Should voters tune in, they'll also discover that the McCain policy is nonsensical on its face. If "we are winning" and the surge is a "success," then what is the rationale for keeping American forces bogged down there while the Taliban regroups ominously in Afghanistan? Why, if this is victory, does Mr. McCain keep threatening that "chaos and genocide" will follow our departure? And why should we take the word of a prophet who failed to anticipate the chaos and ethnic cleansing that would greet our occupation?
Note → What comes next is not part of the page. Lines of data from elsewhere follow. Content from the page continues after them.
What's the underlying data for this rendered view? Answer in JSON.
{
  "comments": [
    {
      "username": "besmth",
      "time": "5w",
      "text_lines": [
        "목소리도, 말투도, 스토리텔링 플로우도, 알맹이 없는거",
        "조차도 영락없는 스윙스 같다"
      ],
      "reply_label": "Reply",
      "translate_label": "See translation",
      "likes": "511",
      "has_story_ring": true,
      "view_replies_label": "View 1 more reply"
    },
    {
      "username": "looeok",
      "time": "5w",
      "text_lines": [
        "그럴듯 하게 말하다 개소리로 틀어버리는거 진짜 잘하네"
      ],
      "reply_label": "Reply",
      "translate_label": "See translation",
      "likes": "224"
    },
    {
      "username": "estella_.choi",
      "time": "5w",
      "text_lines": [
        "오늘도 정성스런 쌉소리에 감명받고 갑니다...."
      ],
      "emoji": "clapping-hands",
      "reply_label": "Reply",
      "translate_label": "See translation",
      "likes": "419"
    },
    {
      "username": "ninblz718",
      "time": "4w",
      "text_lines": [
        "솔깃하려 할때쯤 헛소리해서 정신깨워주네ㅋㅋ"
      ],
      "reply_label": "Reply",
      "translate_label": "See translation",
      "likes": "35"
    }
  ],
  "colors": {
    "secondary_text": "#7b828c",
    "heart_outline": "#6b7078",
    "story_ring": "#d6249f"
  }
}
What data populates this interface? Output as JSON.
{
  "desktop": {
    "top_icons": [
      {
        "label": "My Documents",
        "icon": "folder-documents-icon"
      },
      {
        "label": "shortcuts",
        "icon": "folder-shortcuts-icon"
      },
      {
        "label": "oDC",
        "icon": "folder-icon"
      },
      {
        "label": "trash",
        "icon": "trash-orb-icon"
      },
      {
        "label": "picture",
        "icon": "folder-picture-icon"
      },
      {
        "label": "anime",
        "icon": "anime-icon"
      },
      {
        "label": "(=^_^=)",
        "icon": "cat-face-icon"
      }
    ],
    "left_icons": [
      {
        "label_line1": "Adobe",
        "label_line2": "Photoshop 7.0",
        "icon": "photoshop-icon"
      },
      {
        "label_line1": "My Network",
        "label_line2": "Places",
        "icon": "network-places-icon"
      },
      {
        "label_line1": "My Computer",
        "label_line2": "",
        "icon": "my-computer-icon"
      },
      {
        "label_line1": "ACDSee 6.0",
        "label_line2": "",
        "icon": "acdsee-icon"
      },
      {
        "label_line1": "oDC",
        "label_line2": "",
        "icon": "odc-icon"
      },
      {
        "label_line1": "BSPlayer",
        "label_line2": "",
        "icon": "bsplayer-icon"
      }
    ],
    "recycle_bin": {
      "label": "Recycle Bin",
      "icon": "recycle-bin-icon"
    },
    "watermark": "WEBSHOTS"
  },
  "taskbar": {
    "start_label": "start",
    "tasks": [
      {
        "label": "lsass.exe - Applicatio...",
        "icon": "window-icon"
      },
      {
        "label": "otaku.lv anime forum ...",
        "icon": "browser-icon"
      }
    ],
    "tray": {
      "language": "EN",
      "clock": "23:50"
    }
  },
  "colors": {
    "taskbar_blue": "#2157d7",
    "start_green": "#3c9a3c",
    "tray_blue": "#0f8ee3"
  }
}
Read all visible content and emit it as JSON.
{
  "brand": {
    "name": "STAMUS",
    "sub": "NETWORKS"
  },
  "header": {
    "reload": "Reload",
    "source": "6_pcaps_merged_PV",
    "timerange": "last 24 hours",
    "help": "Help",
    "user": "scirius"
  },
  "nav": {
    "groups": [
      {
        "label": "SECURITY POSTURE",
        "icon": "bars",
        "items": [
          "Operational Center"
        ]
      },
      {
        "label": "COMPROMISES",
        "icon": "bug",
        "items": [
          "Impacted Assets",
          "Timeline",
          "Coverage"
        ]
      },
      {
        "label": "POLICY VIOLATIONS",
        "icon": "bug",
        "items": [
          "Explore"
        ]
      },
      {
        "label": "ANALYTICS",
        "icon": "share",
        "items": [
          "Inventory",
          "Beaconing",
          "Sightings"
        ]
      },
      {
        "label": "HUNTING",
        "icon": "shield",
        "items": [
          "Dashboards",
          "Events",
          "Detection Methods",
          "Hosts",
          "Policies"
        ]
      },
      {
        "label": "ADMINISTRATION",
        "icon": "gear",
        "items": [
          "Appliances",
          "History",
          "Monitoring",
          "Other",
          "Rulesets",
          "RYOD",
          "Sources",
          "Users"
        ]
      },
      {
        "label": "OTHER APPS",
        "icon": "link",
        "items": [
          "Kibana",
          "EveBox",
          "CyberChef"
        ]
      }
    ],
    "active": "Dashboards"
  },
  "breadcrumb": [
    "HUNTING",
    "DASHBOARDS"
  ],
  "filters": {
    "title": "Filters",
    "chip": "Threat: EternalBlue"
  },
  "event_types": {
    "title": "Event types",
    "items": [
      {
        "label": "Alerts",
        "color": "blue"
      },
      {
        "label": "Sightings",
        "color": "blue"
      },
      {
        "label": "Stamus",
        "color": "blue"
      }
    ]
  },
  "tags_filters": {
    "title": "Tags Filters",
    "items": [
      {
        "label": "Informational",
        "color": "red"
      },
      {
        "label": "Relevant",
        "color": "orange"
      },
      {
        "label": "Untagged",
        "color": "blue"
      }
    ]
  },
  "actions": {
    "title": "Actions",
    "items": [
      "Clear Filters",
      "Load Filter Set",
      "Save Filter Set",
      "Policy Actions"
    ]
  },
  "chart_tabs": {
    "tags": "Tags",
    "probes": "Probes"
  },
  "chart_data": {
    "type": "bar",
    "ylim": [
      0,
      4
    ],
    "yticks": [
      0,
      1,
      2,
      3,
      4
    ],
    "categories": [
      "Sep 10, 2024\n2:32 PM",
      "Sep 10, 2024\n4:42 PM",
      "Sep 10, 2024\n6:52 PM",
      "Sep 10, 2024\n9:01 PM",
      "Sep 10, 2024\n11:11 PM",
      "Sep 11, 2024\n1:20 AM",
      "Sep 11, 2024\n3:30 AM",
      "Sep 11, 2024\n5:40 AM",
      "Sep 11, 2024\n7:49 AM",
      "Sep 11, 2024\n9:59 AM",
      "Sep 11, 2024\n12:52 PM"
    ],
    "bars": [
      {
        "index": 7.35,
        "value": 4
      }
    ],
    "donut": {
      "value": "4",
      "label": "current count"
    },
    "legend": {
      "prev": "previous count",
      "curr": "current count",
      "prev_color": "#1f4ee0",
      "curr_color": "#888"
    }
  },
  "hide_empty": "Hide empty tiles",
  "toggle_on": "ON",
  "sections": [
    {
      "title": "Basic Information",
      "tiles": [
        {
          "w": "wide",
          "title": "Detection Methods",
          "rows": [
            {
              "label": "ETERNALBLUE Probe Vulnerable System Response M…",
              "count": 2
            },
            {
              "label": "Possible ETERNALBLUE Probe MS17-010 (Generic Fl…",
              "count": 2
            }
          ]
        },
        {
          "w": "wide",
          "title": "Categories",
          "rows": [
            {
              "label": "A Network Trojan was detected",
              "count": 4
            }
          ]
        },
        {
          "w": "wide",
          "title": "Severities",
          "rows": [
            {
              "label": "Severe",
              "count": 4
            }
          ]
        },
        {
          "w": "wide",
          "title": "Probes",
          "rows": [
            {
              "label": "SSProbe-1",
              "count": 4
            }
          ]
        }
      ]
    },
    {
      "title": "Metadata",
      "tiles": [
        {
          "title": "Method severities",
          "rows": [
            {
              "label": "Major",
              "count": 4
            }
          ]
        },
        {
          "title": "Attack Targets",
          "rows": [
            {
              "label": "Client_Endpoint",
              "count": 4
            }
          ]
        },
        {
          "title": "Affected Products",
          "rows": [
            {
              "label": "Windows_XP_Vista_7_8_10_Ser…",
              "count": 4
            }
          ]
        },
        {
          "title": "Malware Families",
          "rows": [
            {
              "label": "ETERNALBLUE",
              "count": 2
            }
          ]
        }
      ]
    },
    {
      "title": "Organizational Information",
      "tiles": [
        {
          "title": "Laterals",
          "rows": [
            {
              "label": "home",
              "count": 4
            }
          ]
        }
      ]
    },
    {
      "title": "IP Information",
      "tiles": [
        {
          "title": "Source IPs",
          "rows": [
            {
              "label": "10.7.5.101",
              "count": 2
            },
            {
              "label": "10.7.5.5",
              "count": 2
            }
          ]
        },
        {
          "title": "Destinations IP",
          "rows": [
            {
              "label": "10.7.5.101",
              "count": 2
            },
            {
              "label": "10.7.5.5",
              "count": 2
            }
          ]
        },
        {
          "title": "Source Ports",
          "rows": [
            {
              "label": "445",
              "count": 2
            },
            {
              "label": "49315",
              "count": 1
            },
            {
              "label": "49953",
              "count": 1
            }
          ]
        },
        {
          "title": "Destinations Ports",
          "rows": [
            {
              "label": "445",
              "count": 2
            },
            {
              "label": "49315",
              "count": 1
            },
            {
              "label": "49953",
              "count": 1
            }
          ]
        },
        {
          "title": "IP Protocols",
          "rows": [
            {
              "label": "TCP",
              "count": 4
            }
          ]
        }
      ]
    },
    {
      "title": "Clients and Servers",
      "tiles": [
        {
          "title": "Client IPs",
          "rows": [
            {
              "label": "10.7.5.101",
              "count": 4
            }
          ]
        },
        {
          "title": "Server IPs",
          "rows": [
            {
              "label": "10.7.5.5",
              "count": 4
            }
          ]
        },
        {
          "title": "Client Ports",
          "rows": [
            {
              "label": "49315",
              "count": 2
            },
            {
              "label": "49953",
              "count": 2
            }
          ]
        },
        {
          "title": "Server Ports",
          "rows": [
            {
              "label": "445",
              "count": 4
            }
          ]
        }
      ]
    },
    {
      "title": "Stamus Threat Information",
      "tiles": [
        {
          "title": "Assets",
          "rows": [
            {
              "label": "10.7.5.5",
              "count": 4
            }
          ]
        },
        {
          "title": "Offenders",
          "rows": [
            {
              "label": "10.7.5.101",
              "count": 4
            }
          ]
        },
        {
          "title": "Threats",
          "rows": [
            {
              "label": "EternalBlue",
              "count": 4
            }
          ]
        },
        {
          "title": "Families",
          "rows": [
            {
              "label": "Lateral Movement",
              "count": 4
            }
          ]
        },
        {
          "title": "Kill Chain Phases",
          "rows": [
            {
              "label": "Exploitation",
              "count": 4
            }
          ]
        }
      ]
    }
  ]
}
And exactly how, as Mr. McCain keeps claiming, is an indefinite American occupation akin to our long-term military role in South Korea? The diminution of violence notwithstanding, Iraq is an active war zone. And unlike South Korea, it isn't asking America to remain to protect it from a threatening neighbor. Iraq's most malevolent neighbor, Iran, is arguably Prime Minister Nuri al-Maliki's closest ally. In the most recent survey, in February, only 27 percent of Iraqis said the American presence is improving their country's security. Far from begging us to stay, some Iraqi politicians, including Mr. Maliki, have been pandering to their own election-year voters by threatening to throw the Yankees out.
Mr. McCain's sorest Achilles' heel, of course, is his role in facilitating the fiasco in the first place. Someone in his campaign has figured this out. Go to JohnMcCain.com and, hilariously enough, you'll find a "McCain on Iraq Timeline" that conveniently begins in August 2003, months after "Mission Accomplished." Vanished into the memory hole are such earlier examples of the McCain Iraq wisdom as "the end is very much in sight" (April 9, 2003) and "there's not a history of clashes that are violent between Sunnis and Shiites" (later that same month).
To finesse this embarrassing record, Mr. McCain asks us to believe that the only judgment that matters is who was "right" about the surge, not who was right about our reckless plunge into war. That's like saying he deserves credit for tossing life preservers to the survivors after encouraging the captain of the Titanic to plow full speed ahead into the iceberg.
But as Lara Logan asked, who's paying attention to any of this Iraq stuff anyway? That Mr. McCain makes an unpopular and half-forgotten war the centerpiece of his campaign may simply be a default posture - the legacy of his Vietnam service and a recognition that any war, good or bad, is still a stronger suit for him than delving into the details of health care, education, tax policy or the mortgage crisis.
Even so, it leaves him trapped in a Catch-22. If violence continues to subside in Iraq - if, as Mr. McCain has it, we keep "winning" - it will only call more attention to the internal contradictions of a policy that says success in Iraq should be punished by forcing American troops to stay there indefinitely. And if Iraq reignites, well, so much for "winning."
Not that the Obama policy is foolproof either. As everyone knows, there are no good options in Iraq. Our best hope for a bipartisan resolution of this disaster may be for a President Obama to appoint Mr. McCain as a special envoy to Baghdad, where he can stay for as long as he needs to administer our withdrawal or 100 years, whichever comes first.
Copyright 2008 The New York Times Company